dinary. These are uppointnd, with a salary of £6,000 a year. to aid the house of lords in the hearing of appeal. They rank as barons for life, but sit and v e in the house of lord: durin-v the tenure of their nfficc only. App. Jun Act ."G. § 6 rds of erection. On liil Rcforma Lion in hcotland, the kins, as proprietor of henelicos formerly held by uhhots and priory gave them out in tcmpnr lnrdships tn furor itos, who wore tcrtm-d ‘lords of ercc 'nn."_ Whartnu.--Lords of parliament. Th a who have seats in the house of lords. Durin,-: bank- l‘lI|‘_\tr‘_V, peers are disqualified from sitting or voting in the house nf lords. M & 3?‘: Tier. c. 50.—Lords of regality. In Scotch law. Per» sons to whom rights of civil and criminal junk- drtion were given by the crown. s ondarners. Lords appointed in 131?, in the reign of Edward 11., for the control of the sovereign and the court party, and for the general ref‘:-rm and better g vernment of the country. Brown. —Lords ' ' I. The archbishop and hisnn ops who have seats in the house of lords.- Lords temporal. Those lay peers who have seats in the house of lords.
LORDSHIP. In English law. Donna- ion, manor. seigniury. domain; also a title of honor used to a nohieman not being I
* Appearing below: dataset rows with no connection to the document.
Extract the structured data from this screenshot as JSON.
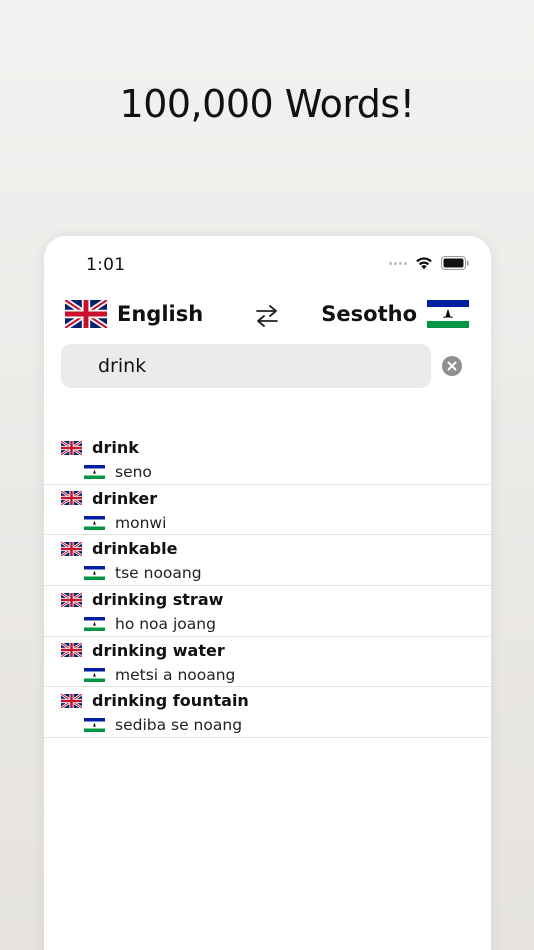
{
  "headline": "100,000 Words!",
  "status_bar": {
    "time": "1:01"
  },
  "languages": {
    "from": "English",
    "to": "Sesotho"
  },
  "search": {
    "value": "drink"
  },
  "results": [
    {
      "term": "drink",
      "translation": "seno"
    },
    {
      "term": "drinker",
      "translation": "monwi"
    },
    {
      "term": "drinkable",
      "translation": "tse nooang"
    },
    {
      "term": "drinking straw",
      "translation": "ho noa joang"
    },
    {
      "term": "drinking water",
      "translation": "metsi a nooang"
    },
    {
      "term": "drinking fountain",
      "translation": "sediba se noang"
    }
  ],
  "icons": {
    "source_flag": "uk-flag-icon",
    "target_flag": "lesotho-flag-icon",
    "swap": "swap-arrows-icon",
    "clear": "clear-icon"
  },
  "colors": {
    "lesotho_blue": "#00209f",
    "lesotho_green": "#009543",
    "uk_blue": "#012169",
    "uk_red": "#c8102e"
  }
}
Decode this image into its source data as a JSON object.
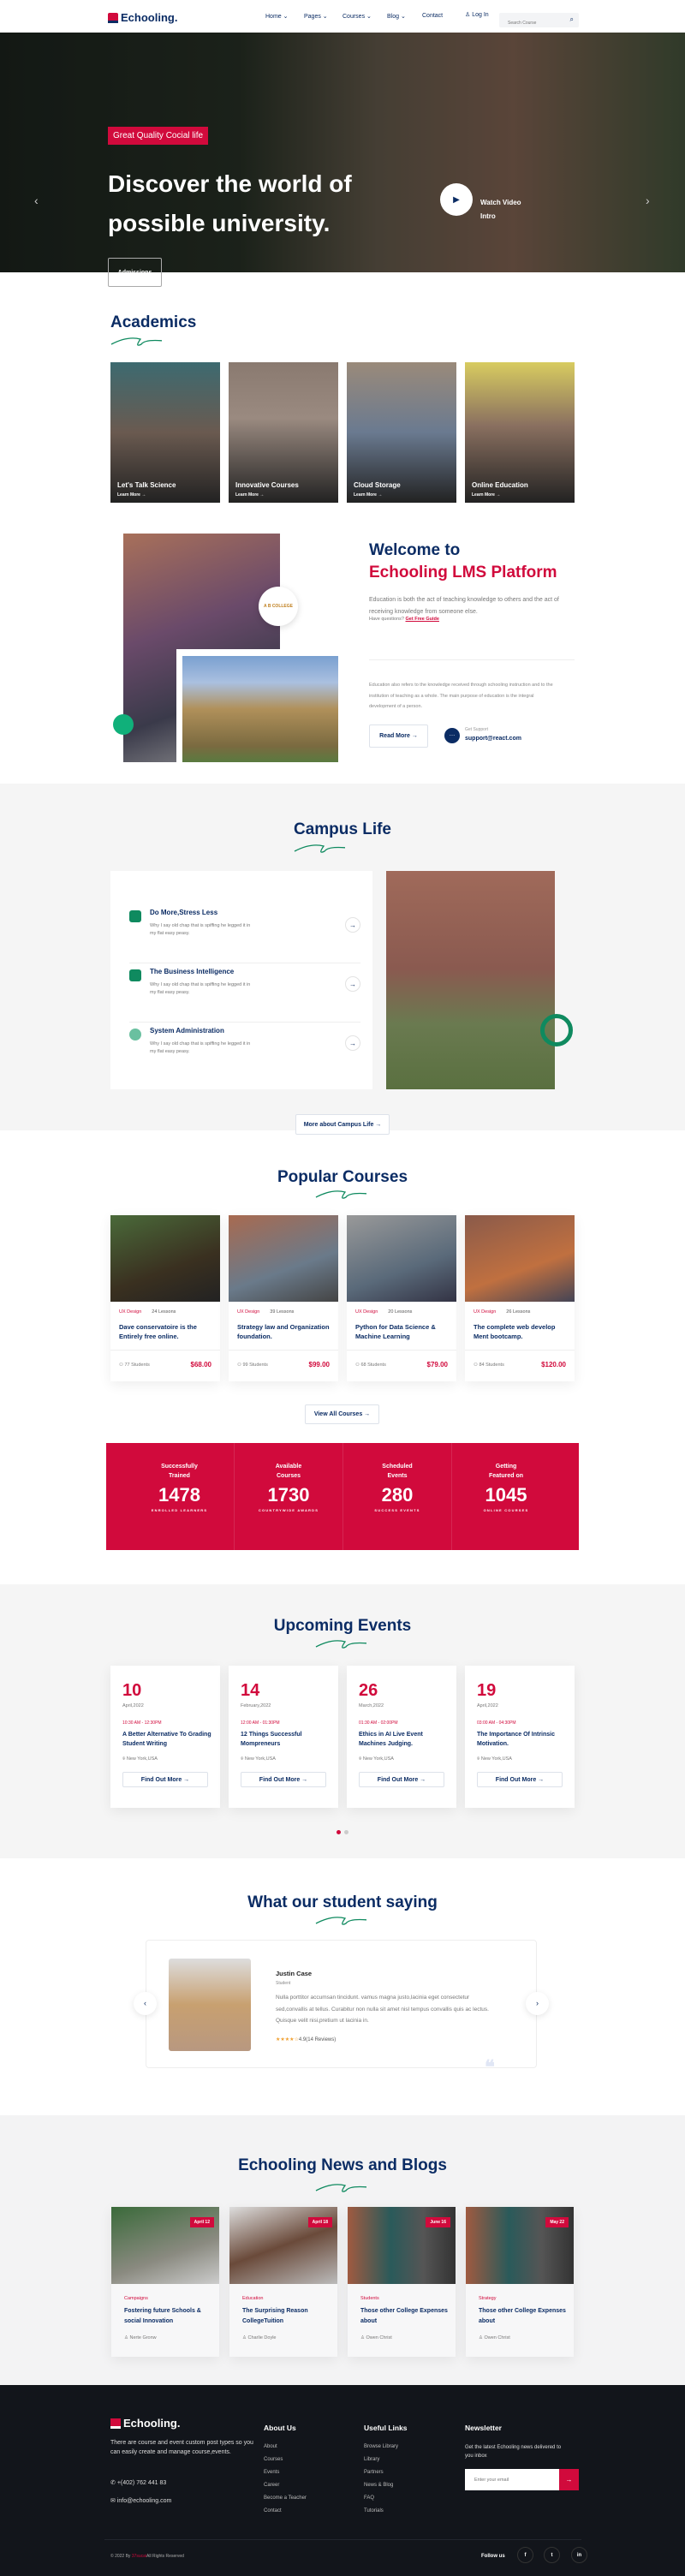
{
  "header": {
    "logo": "Echooling.",
    "nav": [
      "Home",
      "Pages",
      "Courses",
      "Blog",
      "Contact"
    ],
    "login": "Log In",
    "search_placeholder": "Search Course"
  },
  "hero": {
    "tag": "Great Quality Cocial life",
    "title_line1": "Discover the world of",
    "title_line2": "possible university.",
    "button": "Admissions",
    "video_label": "Watch Video Intro"
  },
  "academics": {
    "title": "Academics",
    "cards": [
      {
        "title": "Let's Talk Science",
        "link": "Learn More →"
      },
      {
        "title": "Innovative Courses",
        "link": "Learn More →"
      },
      {
        "title": "Cloud Storage",
        "link": "Learn More →"
      },
      {
        "title": "Online Education",
        "link": "Learn More →"
      }
    ]
  },
  "welcome": {
    "title1": "Welcome to",
    "title2": "Echooling LMS Platform",
    "text1": "Education is both the act of teaching knowledge to others and the act of receiving knowledge from someone else.",
    "question": "Have questions?",
    "guide_link": "Get Free Guide",
    "text2": "Education also refers to the knowledge received through schooling instruction and to the institution of teaching as a whole. The main purpose of education is the integral development of a person.",
    "read_more": "Read More →",
    "support_label": "Get Support",
    "support_email": "support@react.com",
    "badge": "A B COLLEGE"
  },
  "campus": {
    "title": "Campus Life",
    "items": [
      {
        "title": "Do More,Stress Less",
        "desc": "Why I say old chap that is spiffing he legged it in my flat easy peasy."
      },
      {
        "title": "The Business Intelligence",
        "desc": "Why I say old chap that is spiffing he legged it in my flat easy peasy."
      },
      {
        "title": "System Administration",
        "desc": "Why I say old chap that is spiffing he legged it in my flat easy peasy."
      }
    ],
    "button": "More about Campus Life →"
  },
  "courses": {
    "title": "Popular Courses",
    "items": [
      {
        "category": "UX Design",
        "lessons": "24 Lessons",
        "title": "Dave conservatoire is the Entirely free online.",
        "students": "77 Students",
        "price": "$68.00"
      },
      {
        "category": "UX Design",
        "lessons": "39 Lessons",
        "title": "Strategy law and Organization foundation.",
        "students": "99 Students",
        "price": "$99.00"
      },
      {
        "category": "UX Design",
        "lessons": "20 Lessons",
        "title": "Python for Data Science & Machine Learning",
        "students": "68 Students",
        "price": "$79.00"
      },
      {
        "category": "UX Design",
        "lessons": "26 Lessons",
        "title": "The complete web develop Ment bootcamp.",
        "students": "84 Students",
        "price": "$120.00"
      }
    ],
    "button": "View All Courses →"
  },
  "stats": [
    {
      "label1": "Successfully",
      "label2": "Trained",
      "number": "1478",
      "sub": "ENROLLED LEARNERS"
    },
    {
      "label1": "Available",
      "label2": "Courses",
      "number": "1730",
      "sub": "COUNTRYWIDE AWARDS"
    },
    {
      "label1": "Scheduled",
      "label2": "Events",
      "number": "280",
      "sub": "SUCCESS EVENTS"
    },
    {
      "label1": "Getting",
      "label2": "Featured on",
      "number": "1045",
      "sub": "ONLINE COURSES"
    }
  ],
  "events": {
    "title": "Upcoming Events",
    "items": [
      {
        "day": "10",
        "month": "April,2022",
        "time": "10:30 AM - 12:30PM",
        "title": "A Better Alternative To Grading Student Writing",
        "location": "New York,USA",
        "button": "Find Out More →"
      },
      {
        "day": "14",
        "month": "February,2022",
        "time": "12:00 AM - 01:30PM",
        "title": "12 Things Successful Mompreneurs",
        "location": "New York,USA",
        "button": "Find Out More →"
      },
      {
        "day": "26",
        "month": "March,2022",
        "time": "01:30 AM - 02:00PM",
        "title": "Ethics in AI Live Event Machines Judging.",
        "location": "New York,USA",
        "button": "Find Out More →"
      },
      {
        "day": "19",
        "month": "April,2022",
        "time": "03:00 AM - 04:30PM",
        "title": "The Importance Of Intrinsic Motivation.",
        "location": "New York,USA",
        "button": "Find Out More →"
      }
    ]
  },
  "testimonial": {
    "title": "What our student saying",
    "name": "Justin Case",
    "role": "Student",
    "text": "Nulla porttitor accumsan tincidunt. vamus magna justo,lacinia eget consectetur sed,convallis at tellus. Curabitur non nulla sit amet nisl tempus convallis quis ac lectus. Quisque velit nisi,pretium ut lacinia in.",
    "stars": "★★★★☆",
    "rating": "4.9(14 Reviews)",
    "rating_value": 4
  },
  "news": {
    "title": "Echooling News and Blogs",
    "items": [
      {
        "date": "April 12",
        "category": "Campaigns",
        "title": "Fostering future Schools & social Innovation",
        "author": "Nerte Gronw"
      },
      {
        "date": "April 18",
        "category": "Education",
        "title": "The Surprising Reason CollegeTuition",
        "author": "Charlie Doyle"
      },
      {
        "date": "June 16",
        "category": "Students",
        "title": "Those other College Expenses about",
        "author": "Owen Christ"
      },
      {
        "date": "May 22",
        "category": "Strategy",
        "title": "Those other College Expenses about",
        "author": "Owen Christ"
      }
    ]
  },
  "footer": {
    "logo": "Echooling.",
    "desc": "There are course and event custom post types so you can easily create and manage course,events.",
    "phone": "+(402) 762 441 83",
    "email": "info@echooling.com",
    "about_title": "About Us",
    "about_links": [
      "About",
      "Courses",
      "Events",
      "Career",
      "Become a Teacher",
      "Contact"
    ],
    "useful_title": "Useful Links",
    "useful_links": [
      "Browse Library",
      "Library",
      "Partners",
      "News & Blog",
      "FAQ",
      "Tutorials"
    ],
    "newsletter_title": "Newsletter",
    "newsletter_text": "Get the latest Echooling news delivered to you inbox",
    "email_placeholder": "Enter your email",
    "copyright_pre": "© 2022 By",
    "copyright_brand": "37sucai",
    "copyright_post": "All Rights Reserved",
    "follow": "Follow us",
    "social": [
      "f",
      "t",
      "in"
    ]
  },
  "colors": {
    "primary": "#0b2c64",
    "accent": "#d10a3c",
    "green": "#0f8a5f",
    "footer_bg": "#12151b"
  }
}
duke. It is also the customary titulary appellation of the judges and some other persons in authority and office.